“However, we assess that these emerging pricing behaviors will converge to their pre-pandemic state again in the coming period as economic and social normalization gains momentum,” he noted.
Turkey this week launched an investigation into the country’s five biggest supermarket chains after they were blamed for the soaring prices in the country.
Trade Minister Mehmet Muş ordered officials to inspect the prices of a vast array of goods, from eggs, milk and vegetables to cleaning supplies at the five grocery chains, a statement by the ministry said Saturday.
President Recep Tayyip Erdoğan earlier vowed Turkey would get surging prices under control as quickly as possible and pledged the government would prevent “unreasonable” price hikes.
Kavcıoğlu’s remarks came after the central bank unexpectedly cut its benchmark policy rate by 100 basis points to 18% last week.
The one-week policy rate was widely expected to be held steady at 19%, where it had been since March, given increasing inflation. It marked Turkey’s first monetary easing since May 2020 and ending a tightening cycle that began 12 months ago.
A day before, Kavcıoğlu told the T24 online newspaper it was difficult for monetary policy to have an effect on food price inflation, and cited the needs of the real sector when asked about last week's rate cut.
The governor also said the reason for most of the depreciation in the Turkish lira in September was statements by the U.S. Federal Reserve (Fed), adding there is no basis for the currency to rapidly decline further.
The lira dropped to a record low of 8.8995 per dollar on Friday, a day after the bank delivered the rate cut.
Kavcioğlu reiterated that there was no basis for the lira to depreciate rapidly against the dollar, citing a reduction in the current account deficit and a rise in lira deposits.
Also addressing the summit Tuesday, Deputy Treasury and Finance Minister Şakir Ercan Gül said there were two ways to reduce the interest rates.
“You will limit the budget deficit, minimize the current account deficit. We can reduce interest by tackling these two gaps,” Gül said.
He also stated loan volumes could not be increased randomly without establishing a healthy loan mechanism.

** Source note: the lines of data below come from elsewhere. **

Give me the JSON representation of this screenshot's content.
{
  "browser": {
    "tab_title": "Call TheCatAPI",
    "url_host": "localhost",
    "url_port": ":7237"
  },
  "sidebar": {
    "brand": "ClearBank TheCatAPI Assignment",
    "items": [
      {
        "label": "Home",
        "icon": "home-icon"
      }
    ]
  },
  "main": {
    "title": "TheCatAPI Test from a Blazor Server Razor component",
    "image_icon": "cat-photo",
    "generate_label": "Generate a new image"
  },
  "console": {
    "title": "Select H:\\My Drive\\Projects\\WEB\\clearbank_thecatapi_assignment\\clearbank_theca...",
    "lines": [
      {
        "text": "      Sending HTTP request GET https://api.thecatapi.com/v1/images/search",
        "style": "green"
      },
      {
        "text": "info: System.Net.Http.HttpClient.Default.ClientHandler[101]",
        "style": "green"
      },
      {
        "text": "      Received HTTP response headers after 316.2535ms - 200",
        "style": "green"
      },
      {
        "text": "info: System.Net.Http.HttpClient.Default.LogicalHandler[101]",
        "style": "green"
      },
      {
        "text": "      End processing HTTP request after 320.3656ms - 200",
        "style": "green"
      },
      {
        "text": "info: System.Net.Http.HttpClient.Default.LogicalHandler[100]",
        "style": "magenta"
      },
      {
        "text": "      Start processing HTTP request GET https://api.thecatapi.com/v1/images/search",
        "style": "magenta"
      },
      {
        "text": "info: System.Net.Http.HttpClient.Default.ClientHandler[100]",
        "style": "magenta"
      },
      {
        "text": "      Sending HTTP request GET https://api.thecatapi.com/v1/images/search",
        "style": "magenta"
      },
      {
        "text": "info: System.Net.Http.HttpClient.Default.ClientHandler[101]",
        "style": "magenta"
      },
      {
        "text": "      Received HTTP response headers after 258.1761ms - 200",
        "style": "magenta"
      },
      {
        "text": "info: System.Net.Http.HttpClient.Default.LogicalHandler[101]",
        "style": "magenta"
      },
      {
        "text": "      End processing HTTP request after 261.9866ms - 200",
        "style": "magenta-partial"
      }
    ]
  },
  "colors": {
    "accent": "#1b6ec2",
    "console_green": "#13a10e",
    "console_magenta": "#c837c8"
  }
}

“We have to be selective. In particular, we need to do this by financing trade, industry in a good way, and, if necessary, by making consumer loans a little more expensive.”